To accommodate its expanding workforce, the company built a four-building campus seven years ago near the Flying Cloud Airport, where eagles soar over the Minnesota River and Valleyfair roller coasters loom over the horizon.

The company doesn’t own fleets of trucks or a lot of other assets. It makes money by brokering deals between manufacturers and transit companies, an industry that remains highly fragmented. Robinson considers this strategy a competitive advantage that keeps costs low and provides more flexibility.

Scale is key, because it gives companies like Robinson a stronger negotiating position. Eighty-three percent of Robinson’s trucking shipments last year involved companies with fewer than 100 trucks. But having multiple shipping options along similar routes is just as essential, providing its sales force more alternatives if cargo gets stymied over such uncontrollable events as weather, political strife or a labor strike at a key shipping port.

While the company operates in 38 countries, 80 percent of Robinson’s business comes from moving freight around the U.S. and Canada, where it is the market leader by a long shot.

“The organic growth story is still there for market share in the truck brokerage business,” Young said. “The industry is highly fragmented, so there’s a lot of opportunities for a company like Robinson, which has benefits of a network effect, where the more carriers and more shippers in your network, the more valuable it becomes.”

While globalization isn’t new, it is expanding and shifting. Sourcing is shifting from China to Vietnam or other regions of Asia, where goods are more affordable. With 280 offices worldwide, C.H. Robinson aims to simplify complicated supply-chain decisions by using better technology and having deep expertise at the local level.

“It’s a big, messy marketplace,” said Chris O’Brien, C.H. Robinson’s chief commercial officer. “Ultimately, our job for our customers is to make the complex simple. You don’t have to have feet on the ground everywhere in the world, because we’re already there. We speak the language, we know the regulations, we know the tariffs, we know what it means to import from these new markets.”

It isn’t hard to conceive how things can get complicated when dealing with 150,000 companies, ranging from Wal-Mart and Toshiba to small, family-owned businesses.

C.H. Robinson has invested $1 billion in technology since 1997, most significantly with the 2012 launch of its proprietary Navisphere platform. It is the linchpin of its business, allowing customers to track their orders and the sales force to manage the best shipping course.

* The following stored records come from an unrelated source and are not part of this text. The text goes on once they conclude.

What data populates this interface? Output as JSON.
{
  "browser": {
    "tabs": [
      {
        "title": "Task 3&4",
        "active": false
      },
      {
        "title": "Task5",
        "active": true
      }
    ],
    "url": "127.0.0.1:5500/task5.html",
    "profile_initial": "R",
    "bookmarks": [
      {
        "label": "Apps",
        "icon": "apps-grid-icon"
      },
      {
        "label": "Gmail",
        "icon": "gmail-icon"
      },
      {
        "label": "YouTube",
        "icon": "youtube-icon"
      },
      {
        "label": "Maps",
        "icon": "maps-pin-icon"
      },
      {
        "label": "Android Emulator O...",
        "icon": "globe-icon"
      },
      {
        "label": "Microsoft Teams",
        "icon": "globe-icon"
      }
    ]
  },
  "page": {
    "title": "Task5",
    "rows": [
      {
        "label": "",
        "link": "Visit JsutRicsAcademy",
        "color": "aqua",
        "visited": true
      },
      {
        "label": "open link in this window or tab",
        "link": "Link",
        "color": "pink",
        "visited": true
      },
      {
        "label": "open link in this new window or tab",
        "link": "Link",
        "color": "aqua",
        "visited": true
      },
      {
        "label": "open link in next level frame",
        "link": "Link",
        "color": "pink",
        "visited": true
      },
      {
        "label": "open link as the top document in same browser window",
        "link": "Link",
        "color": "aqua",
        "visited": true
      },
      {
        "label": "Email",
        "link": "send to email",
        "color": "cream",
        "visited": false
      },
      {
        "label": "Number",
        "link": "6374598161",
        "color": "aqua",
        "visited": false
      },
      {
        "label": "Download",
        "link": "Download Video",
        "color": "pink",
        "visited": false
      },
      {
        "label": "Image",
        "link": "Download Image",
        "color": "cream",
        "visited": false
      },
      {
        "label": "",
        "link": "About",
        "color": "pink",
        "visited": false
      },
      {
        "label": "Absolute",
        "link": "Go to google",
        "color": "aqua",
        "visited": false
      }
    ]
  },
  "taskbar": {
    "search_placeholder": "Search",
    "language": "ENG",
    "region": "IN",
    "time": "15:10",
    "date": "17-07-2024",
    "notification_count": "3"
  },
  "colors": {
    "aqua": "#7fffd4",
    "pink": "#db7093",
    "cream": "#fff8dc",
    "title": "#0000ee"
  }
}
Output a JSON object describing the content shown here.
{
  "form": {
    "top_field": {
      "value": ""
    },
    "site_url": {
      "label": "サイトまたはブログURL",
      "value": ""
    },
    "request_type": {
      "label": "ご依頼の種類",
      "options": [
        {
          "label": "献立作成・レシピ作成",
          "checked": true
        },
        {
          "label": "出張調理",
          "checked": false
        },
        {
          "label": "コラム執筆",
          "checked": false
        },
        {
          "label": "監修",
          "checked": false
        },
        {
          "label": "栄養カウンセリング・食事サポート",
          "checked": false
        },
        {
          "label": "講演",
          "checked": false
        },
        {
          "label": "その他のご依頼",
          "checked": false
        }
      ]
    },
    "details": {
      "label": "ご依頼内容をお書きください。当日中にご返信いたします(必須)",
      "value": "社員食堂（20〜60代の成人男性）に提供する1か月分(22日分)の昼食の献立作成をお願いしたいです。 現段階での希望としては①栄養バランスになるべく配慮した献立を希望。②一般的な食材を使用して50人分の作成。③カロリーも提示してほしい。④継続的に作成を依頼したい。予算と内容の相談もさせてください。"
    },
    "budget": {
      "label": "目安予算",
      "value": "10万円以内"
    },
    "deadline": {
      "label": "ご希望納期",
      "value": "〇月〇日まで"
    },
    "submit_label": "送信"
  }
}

Wiehoff, a Minnesota native and former St. John’s college basketball standout, rose to president when he was 38 and became Robinson’s top executive less than three years later.

The company, he says, is in the “middle innings” of an industrywide transformation fueled by mobile technology, e-commerce and continued globalization. The goal in the coming years will be to maintain an IT edge while expanding Robinson’s global network and domestic market share. Growth will come by way of organic growth or targeted acquisitions.

“There’s a lot of good things that come from size,” Wiehoff said. “But if you become a big nameless company, that’s not good either. You need those local relationships, you need to understand what’s happening in these markets to do the best job you can.”